Then there is Royce. It is possible, I have discovered, to hate and love a character at the same time. I hate Royce. And I like him way better than I do Hadrian because of character depth. He’s probably my favorite character in the book. Raised by wolves. Flexible as a snake. Ruthless. Doesn’t talk if he doesn’t have to (we’re talking at all, which is somewhat appealing to readers as verbally reclusive as I am). Seeking to survive. Murderer at a young age. Always swathed beneath a gloriously long and dark cloak (might as well be fashionable while we’re slaying in the streets, right?). Ladies and gentlemen, your perfect assassin. As long as you can keep him from killing you.
Royce is what clung to my memories long after this book was over. Sort of like something sticking deep inside my chest when I took a deep breath. I kept turning his character over and over again in my mind. He was horrible. And there was something about him, his skill, his selfishness, and then his own moral code buried deep beneath it, that was honestly mesmerizing.
There is also the snark.
Confession: I read what I did of this book entirely for the snark. The battles were okay, but the snark was fantastic.
Favorite example: (Hadrian speaking after Royce hasn’t spoken to him for an entire day.)
“By the way, in case you hadn’t noticed, I was attacked by a goshawk and a pig-riding dwarf that shot eggs at me with a sling. I was knocked from my horse and wrestled with the dwarf, the hawk, and the pig for what had to be half an hour. The dwarf kept smashing eggs in my face, and that ruddy pig pinned me down, licking them off. I only got away because the dwarf ran out of eggs. Then the hawk turned into a moth that became distracted by the light of the moon.”Sullivan, Michael J. The Crown Tower. Orbit, 2013
(unimportant dialogue stuff that makes you forget about the story with the pig)
“Did you save any?” Royce asked.
“Of those eggs. If you did, we could cook them for breakfast in the morning.”Sullivan, Michael J. The Crown Tower. Orbit, 2013.
Yeah. My favorite part of the whole book.
I initially stopped reading it after the first bloodbath and wasn’t really planning to finish it. But it got buried under other stuff and I uncovered it, oddly enough, on Christmas Day, when I had a few minutes to myself.
I flipped through it until I found a snarky part. Laughed.
Next thing I know, I’m sitting on the floor of my bedroom, skimming the remainder of the book and skipping the chapters with Gwen the…disreputable woman…entirely. It’s not that I disliked Gwen’s character. I just didn’t want to read about her life.
And by the way, the book has no magic. Just in case you were like me and were waiting for it the entire time, perking up at the mention of “wizard.” Sorry, no dice.
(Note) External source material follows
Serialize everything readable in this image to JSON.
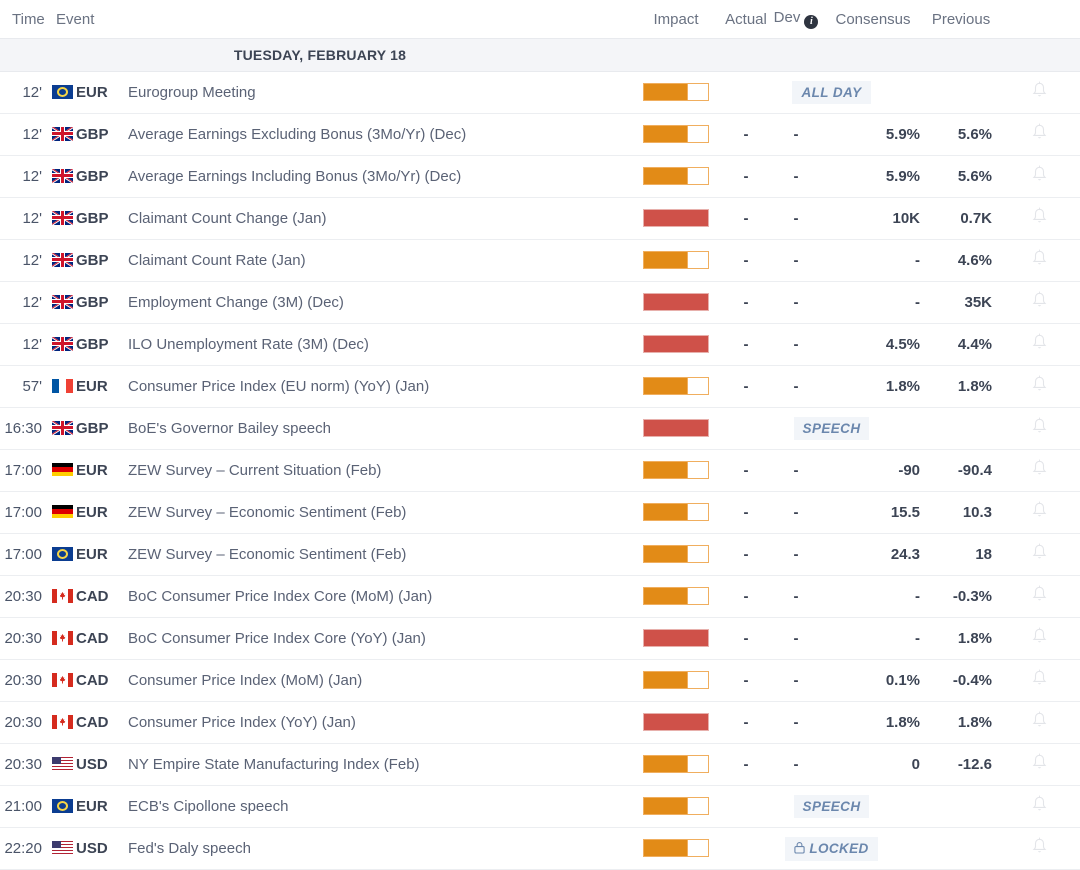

Apparently mentioning wizards and having a fuzzy mythology in the background for them to creatively curse when losing more blood than should be physically possible was enough to classify it as low fantasy.
So, yeah. That’s The Crown Tower. Two snarky boys almost getting themselves killed in some good battle scenes, a weird, second plot about a girl working a tavern that doesn’t really fit until the very end, and one character, Royce Melbourne, that’s still sitting in the back of my mind when I’m writing, even though he knows I’ve almost forgotten he’s there.
I’ve actually thought about reading another Sullivan book just for skimming the snark again.
Isn’t going to.
But I still have my used copy of The Crown Tower. I haven’t gotten rid of it. Mostly for the snark. But also for Royce. And because it’s a book that I haven’t unpuzzled yet. A book that still makes me think, hard.
And that, after all, is what books are supposed to do, right?
If you know other snarky books, tell me about them. I love snarky characters almost as much as magical elements in a good high fantasy (almost). And I’m always on the lookout for a new favorite book.